■ **Problem statement**: The answer is an exact repetition of every entry, with all images left out.

■ **Data records**:
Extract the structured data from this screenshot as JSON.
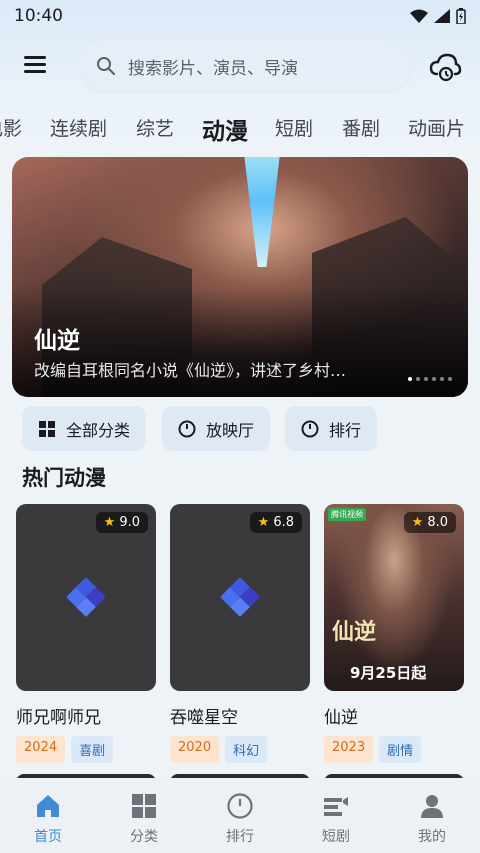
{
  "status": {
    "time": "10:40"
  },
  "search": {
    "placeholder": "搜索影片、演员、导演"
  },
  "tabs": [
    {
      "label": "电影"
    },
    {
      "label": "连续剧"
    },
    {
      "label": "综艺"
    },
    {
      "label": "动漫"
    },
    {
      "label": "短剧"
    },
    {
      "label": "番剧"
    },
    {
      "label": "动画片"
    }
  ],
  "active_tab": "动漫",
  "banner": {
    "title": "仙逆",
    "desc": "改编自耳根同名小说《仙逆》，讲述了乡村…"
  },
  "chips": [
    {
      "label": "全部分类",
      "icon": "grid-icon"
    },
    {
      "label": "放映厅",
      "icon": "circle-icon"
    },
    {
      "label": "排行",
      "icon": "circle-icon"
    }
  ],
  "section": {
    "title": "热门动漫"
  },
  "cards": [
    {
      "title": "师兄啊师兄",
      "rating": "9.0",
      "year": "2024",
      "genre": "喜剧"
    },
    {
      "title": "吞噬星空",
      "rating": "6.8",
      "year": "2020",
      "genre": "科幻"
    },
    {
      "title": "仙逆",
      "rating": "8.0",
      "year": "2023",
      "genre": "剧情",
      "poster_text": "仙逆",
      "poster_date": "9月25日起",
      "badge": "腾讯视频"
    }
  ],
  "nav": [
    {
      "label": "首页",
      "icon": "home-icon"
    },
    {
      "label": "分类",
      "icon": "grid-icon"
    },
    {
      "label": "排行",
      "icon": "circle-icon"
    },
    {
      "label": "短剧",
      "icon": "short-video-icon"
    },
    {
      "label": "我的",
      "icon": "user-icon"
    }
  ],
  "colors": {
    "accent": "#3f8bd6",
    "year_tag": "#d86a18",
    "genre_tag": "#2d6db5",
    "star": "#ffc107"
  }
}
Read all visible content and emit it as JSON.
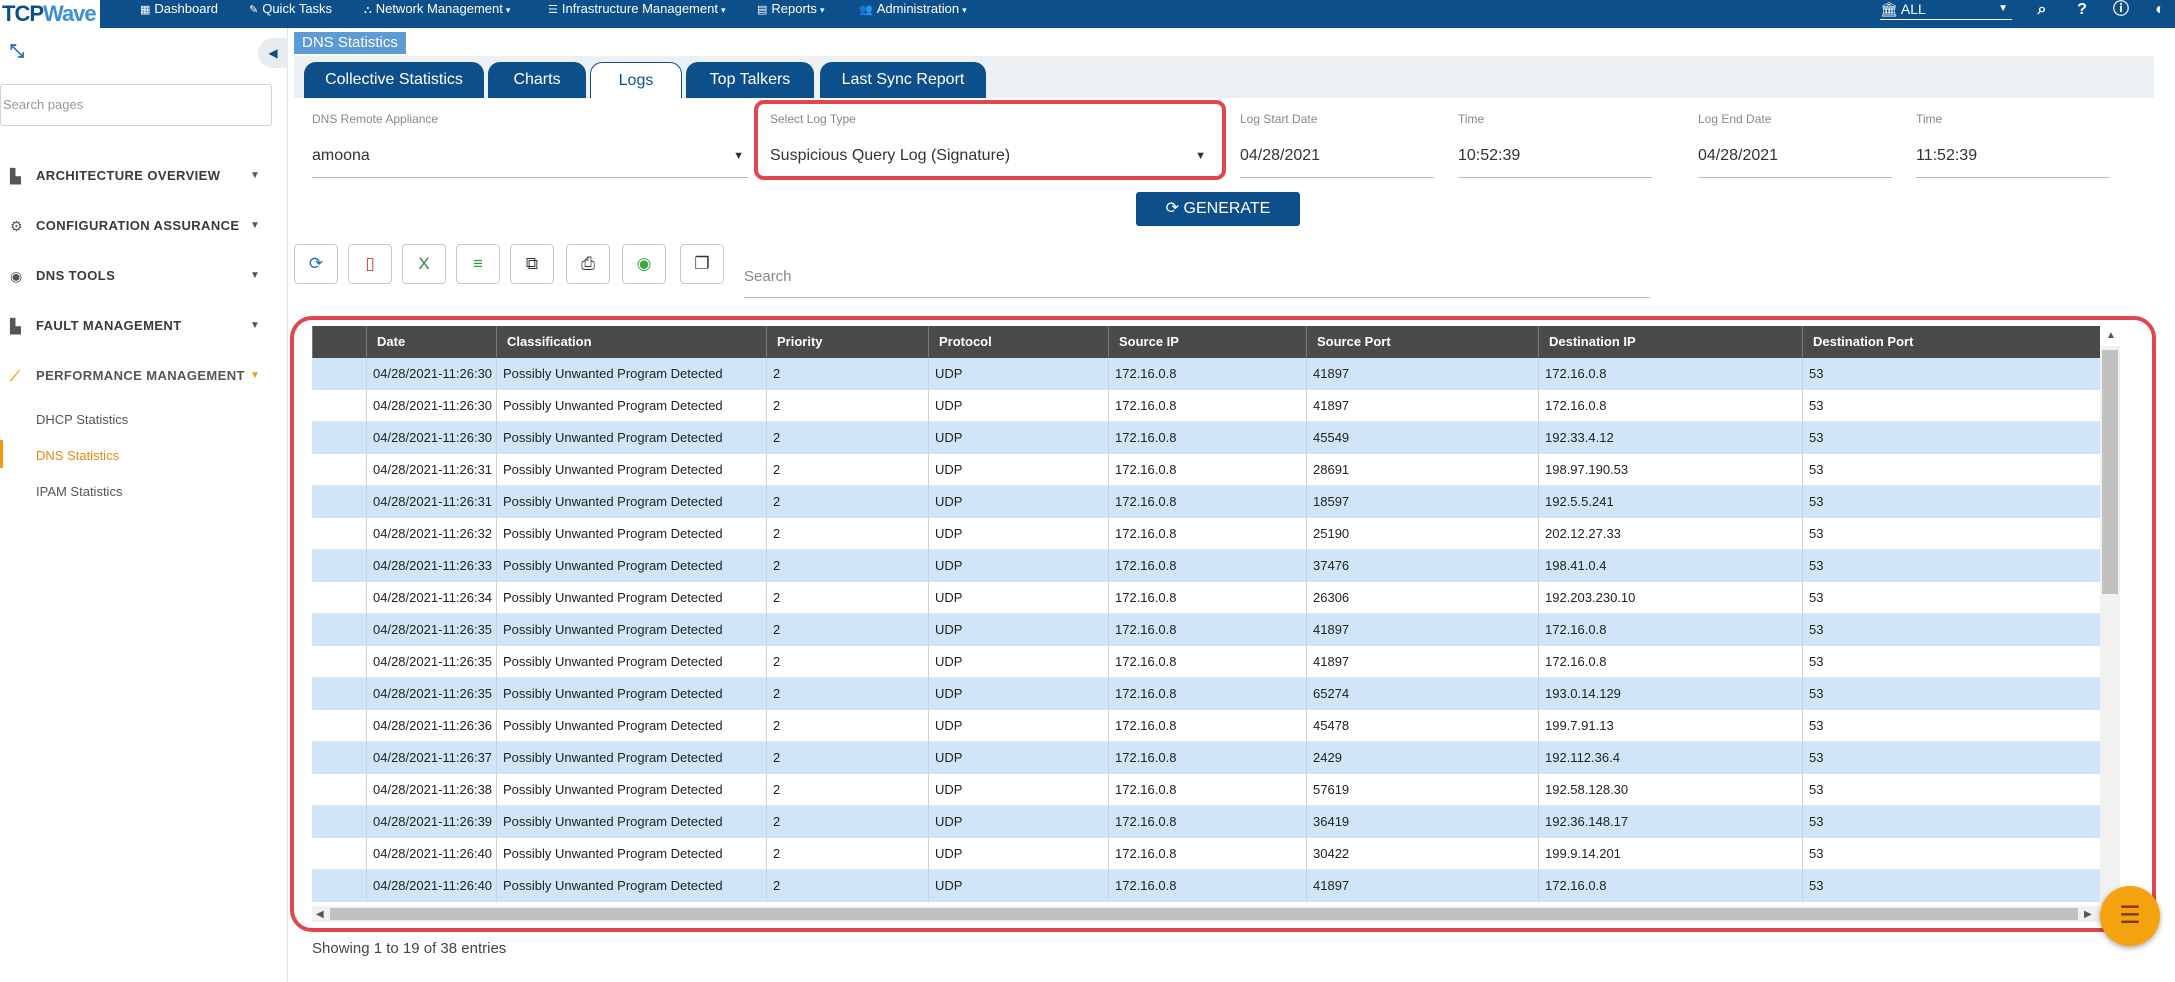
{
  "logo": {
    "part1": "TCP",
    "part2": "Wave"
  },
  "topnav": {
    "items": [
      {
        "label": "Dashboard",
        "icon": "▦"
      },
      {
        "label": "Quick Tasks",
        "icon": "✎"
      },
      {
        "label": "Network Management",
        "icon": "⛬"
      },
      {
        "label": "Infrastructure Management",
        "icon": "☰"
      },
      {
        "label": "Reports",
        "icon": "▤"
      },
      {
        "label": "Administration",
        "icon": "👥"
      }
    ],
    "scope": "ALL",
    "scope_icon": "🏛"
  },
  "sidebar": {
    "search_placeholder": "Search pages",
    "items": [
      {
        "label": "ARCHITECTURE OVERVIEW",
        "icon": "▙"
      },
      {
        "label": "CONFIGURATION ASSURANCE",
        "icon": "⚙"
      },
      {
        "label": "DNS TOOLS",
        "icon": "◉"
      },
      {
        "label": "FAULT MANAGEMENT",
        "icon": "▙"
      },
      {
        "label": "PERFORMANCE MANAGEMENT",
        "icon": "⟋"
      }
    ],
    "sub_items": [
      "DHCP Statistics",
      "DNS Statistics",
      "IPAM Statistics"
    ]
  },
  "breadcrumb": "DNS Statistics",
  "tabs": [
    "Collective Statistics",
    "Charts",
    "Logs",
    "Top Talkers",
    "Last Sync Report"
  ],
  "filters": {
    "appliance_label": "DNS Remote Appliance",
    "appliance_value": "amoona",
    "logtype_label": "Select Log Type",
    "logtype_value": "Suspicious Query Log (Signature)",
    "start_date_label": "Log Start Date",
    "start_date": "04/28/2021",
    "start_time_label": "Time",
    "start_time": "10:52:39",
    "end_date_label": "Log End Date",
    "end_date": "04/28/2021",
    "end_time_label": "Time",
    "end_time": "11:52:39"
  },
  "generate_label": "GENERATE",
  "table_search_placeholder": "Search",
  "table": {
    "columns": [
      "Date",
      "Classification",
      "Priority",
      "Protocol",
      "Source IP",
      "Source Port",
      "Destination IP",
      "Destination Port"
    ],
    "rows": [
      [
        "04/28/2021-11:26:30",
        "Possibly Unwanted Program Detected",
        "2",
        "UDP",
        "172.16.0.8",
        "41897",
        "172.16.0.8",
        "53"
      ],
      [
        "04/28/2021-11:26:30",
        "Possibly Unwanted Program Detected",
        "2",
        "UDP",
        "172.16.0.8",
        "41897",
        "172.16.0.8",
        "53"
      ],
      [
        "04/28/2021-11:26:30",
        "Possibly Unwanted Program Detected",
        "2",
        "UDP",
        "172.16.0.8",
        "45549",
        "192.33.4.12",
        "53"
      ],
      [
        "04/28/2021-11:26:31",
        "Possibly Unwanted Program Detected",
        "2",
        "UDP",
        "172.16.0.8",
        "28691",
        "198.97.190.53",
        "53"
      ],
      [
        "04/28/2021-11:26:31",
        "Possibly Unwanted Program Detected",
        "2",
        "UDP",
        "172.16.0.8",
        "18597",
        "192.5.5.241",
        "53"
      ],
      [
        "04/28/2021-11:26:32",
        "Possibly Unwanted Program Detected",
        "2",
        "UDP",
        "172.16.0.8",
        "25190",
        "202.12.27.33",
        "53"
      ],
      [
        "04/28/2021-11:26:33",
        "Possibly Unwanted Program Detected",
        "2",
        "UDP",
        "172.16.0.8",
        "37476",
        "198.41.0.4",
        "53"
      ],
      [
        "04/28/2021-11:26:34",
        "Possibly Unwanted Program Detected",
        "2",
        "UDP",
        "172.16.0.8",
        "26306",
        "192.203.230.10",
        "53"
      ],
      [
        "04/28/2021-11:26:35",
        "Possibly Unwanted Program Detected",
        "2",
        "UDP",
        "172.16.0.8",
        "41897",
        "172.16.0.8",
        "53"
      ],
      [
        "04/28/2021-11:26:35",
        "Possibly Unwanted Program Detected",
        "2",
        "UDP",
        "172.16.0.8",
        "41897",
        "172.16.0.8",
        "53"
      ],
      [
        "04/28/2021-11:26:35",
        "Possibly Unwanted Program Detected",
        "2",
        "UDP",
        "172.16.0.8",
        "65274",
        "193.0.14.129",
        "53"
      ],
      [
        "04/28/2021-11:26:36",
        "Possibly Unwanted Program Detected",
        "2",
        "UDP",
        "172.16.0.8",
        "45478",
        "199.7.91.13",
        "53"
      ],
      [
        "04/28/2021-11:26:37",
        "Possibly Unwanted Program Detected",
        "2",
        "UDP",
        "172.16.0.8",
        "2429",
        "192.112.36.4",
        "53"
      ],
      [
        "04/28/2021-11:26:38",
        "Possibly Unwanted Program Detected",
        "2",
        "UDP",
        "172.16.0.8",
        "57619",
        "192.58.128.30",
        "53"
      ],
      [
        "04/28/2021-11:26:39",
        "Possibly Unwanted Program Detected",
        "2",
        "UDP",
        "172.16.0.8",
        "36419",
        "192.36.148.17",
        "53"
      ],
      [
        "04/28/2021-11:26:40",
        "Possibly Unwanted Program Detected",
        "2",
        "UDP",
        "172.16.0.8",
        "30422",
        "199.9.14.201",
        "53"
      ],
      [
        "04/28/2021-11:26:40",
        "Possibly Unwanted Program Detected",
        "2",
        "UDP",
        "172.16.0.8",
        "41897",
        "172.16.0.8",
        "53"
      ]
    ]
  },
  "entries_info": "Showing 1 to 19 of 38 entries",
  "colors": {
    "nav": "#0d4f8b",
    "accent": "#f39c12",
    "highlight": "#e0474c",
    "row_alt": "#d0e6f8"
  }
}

■ **Task output**:
Extract the structured data from this screenshot as JSON.
{
  "status": {
    "time": "10:40"
  },
  "search": {
    "placeholder": "搜索影片、演员、导演"
  },
  "tabs": [
    {
      "label": "电影"
    },
    {
      "label": "连续剧"
    },
    {
      "label": "综艺"
    },
    {
      "label": "动漫"
    },
    {
      "label": "短剧"
    },
    {
      "label": "番剧"
    },
    {
      "label": "动画片"
    }
  ],
  "active_tab": "动漫",
  "banner": {
    "title": "仙逆",
    "desc": "改编自耳根同名小说《仙逆》，讲述了乡村…"
  },
  "chips": [
    {
      "label": "全部分类",
      "icon": "grid-icon"
    },
    {
      "label": "放映厅",
      "icon": "circle-icon"
    },
    {
      "label": "排行",
      "icon": "circle-icon"
    }
  ],
  "section": {
    "title": "热门动漫"
  },
  "cards": [
    {
      "title": "师兄啊师兄",
      "rating": "9.0",
      "year": "2024",
      "genre": "喜剧"
    },
    {
      "title": "吞噬星空",
      "rating": "6.8",
      "year": "2020",
      "genre": "科幻"
    },
    {
      "title": "仙逆",
      "rating": "8.0",
      "year": "2023",
      "genre": "剧情",
      "poster_text": "仙逆",
      "poster_date": "9月25日起",
      "badge": "腾讯视频"
    }
  ],
  "nav": [
    {
      "label": "首页",
      "icon": "home-icon"
    },
    {
      "label": "分类",
      "icon": "grid-icon"
    },
    {
      "label": "排行",
      "icon": "circle-icon"
    },
    {
      "label": "短剧",
      "icon": "short-video-icon"
    },
    {
      "label": "我的",
      "icon": "user-icon"
    }
  ],
  "colors": {
    "accent": "#3f8bd6",
    "year_tag": "#d86a18",
    "genre_tag": "#2d6db5",
    "star": "#ffc107"
  }
}
Read all visible content and emit it as JSON.
{
  "logo": {
    "part1": "TCP",
    "part2": "Wave"
  },
  "topnav": {
    "items": [
      {
        "label": "Dashboard",
        "icon": "▦"
      },
      {
        "label": "Quick Tasks",
        "icon": "✎"
      },
      {
        "label": "Network Management",
        "icon": "⛬"
      },
      {
        "label": "Infrastructure Management",
        "icon": "☰"
      },
      {
        "label": "Reports",
        "icon": "▤"
      },
      {
        "label": "Administration",
        "icon": "👥"
      }
    ],
    "scope": "ALL",
    "scope_icon": "🏛"
  },
  "sidebar": {
    "search_placeholder": "Search pages",
    "items": [
      {
        "label": "ARCHITECTURE OVERVIEW",
        "icon": "▙"
      },
      {
        "label": "CONFIGURATION ASSURANCE",
        "icon": "⚙"
      },
      {
        "label": "DNS TOOLS",
        "icon": "◉"
      },
      {
        "label": "FAULT MANAGEMENT",
        "icon": "▙"
      },
      {
        "label": "PERFORMANCE MANAGEMENT",
        "icon": "⟋"
      }
    ],
    "sub_items": [
      "DHCP Statistics",
      "DNS Statistics",
      "IPAM Statistics"
    ]
  },
  "breadcrumb": "DNS Statistics",
  "tabs": [
    "Collective Statistics",
    "Charts",
    "Logs",
    "Top Talkers",
    "Last Sync Report"
  ],
  "filters": {
    "appliance_label": "DNS Remote Appliance",
    "appliance_value": "amoona",
    "logtype_label": "Select Log Type",
    "logtype_value": "Suspicious Query Log (Signature)",
    "start_date_label": "Log Start Date",
    "start_date": "04/28/2021",
    "start_time_label": "Time",
    "start_time": "10:52:39",
    "end_date_label": "Log End Date",
    "end_date": "04/28/2021",
    "end_time_label": "Time",
    "end_time": "11:52:39"
  },
  "generate_label": "GENERATE",
  "table_search_placeholder": "Search",
  "table": {
    "columns": [
      "Date",
      "Classification",
      "Priority",
      "Protocol",
      "Source IP",
      "Source Port",
      "Destination IP",
      "Destination Port"
    ],
    "rows": [
      [
        "04/28/2021-11:26:30",
        "Possibly Unwanted Program Detected",
        "2",
        "UDP",
        "172.16.0.8",
        "41897",
        "172.16.0.8",
        "53"
      ],
      [
        "04/28/2021-11:26:30",
        "Possibly Unwanted Program Detected",
        "2",
        "UDP",
        "172.16.0.8",
        "41897",
        "172.16.0.8",
        "53"
      ],
      [
        "04/28/2021-11:26:30",
        "Possibly Unwanted Program Detected",
        "2",
        "UDP",
        "172.16.0.8",
        "45549",
        "192.33.4.12",
        "53"
      ],
      [
        "04/28/2021-11:26:31",
        "Possibly Unwanted Program Detected",
        "2",
        "UDP",
        "172.16.0.8",
        "28691",
        "198.97.190.53",
        "53"
      ],
      [
        "04/28/2021-11:26:31",
        "Possibly Unwanted Program Detected",
        "2",
        "UDP",
        "172.16.0.8",
        "18597",
        "192.5.5.241",
        "53"
      ],
      [
        "04/28/2021-11:26:32",
        "Possibly Unwanted Program Detected",
        "2",
        "UDP",
        "172.16.0.8",
        "25190",
        "202.12.27.33",
        "53"
      ],
      [
        "04/28/2021-11:26:33",
        "Possibly Unwanted Program Detected",
        "2",
        "UDP",
        "172.16.0.8",
        "37476",
        "198.41.0.4",
        "53"
      ],
      [
        "04/28/2021-11:26:34",
        "Possibly Unwanted Program Detected",
        "2",
        "UDP",
        "172.16.0.8",
        "26306",
        "192.203.230.10",
        "53"
      ],
      [
        "04/28/2021-11:26:35",
        "Possibly Unwanted Program Detected",
        "2",
        "UDP",
        "172.16.0.8",
        "41897",
        "172.16.0.8",
        "53"
      ],
      [
        "04/28/2021-11:26:35",
        "Possibly Unwanted Program Detected",
        "2",
        "UDP",
        "172.16.0.8",
        "41897",
        "172.16.0.8",
        "53"
      ],
      [
        "04/28/2021-11:26:35",
        "Possibly Unwanted Program Detected",
        "2",
        "UDP",
        "172.16.0.8",
        "65274",
        "193.0.14.129",
        "53"
      ],
      [
        "04/28/2021-11:26:36",
        "Possibly Unwanted Program Detected",
        "2",
        "UDP",
        "172.16.0.8",
        "45478",
        "199.7.91.13",
        "53"
      ],
      [
        "04/28/2021-11:26:37",
        "Possibly Unwanted Program Detected",
        "2",
        "UDP",
        "172.16.0.8",
        "2429",
        "192.112.36.4",
        "53"
      ],
      [
        "04/28/2021-11:26:38",
        "Possibly Unwanted Program Detected",
        "2",
        "UDP",
        "172.16.0.8",
        "57619",
        "192.58.128.30",
        "53"
      ],
      [
        "04/28/2021-11:26:39",
        "Possibly Unwanted Program Detected",
        "2",
        "UDP",
        "172.16.0.8",
        "36419",
        "192.36.148.17",
        "53"
      ],
      [
        "04/28/2021-11:26:40",
        "Possibly Unwanted Program Detected",
        "2",
        "UDP",
        "172.16.0.8",
        "30422",
        "199.9.14.201",
        "53"
      ],
      [
        "04/28/2021-11:26:40",
        "Possibly Unwanted Program Detected",
        "2",
        "UDP",
        "172.16.0.8",
        "41897",
        "172.16.0.8",
        "53"
      ]
    ]
  },
  "entries_info": "Showing 1 to 19 of 38 entries",
  "colors": {
    "nav": "#0d4f8b",
    "accent": "#f39c12",
    "highlight": "#e0474c",
    "row_alt": "#d0e6f8"
  }
}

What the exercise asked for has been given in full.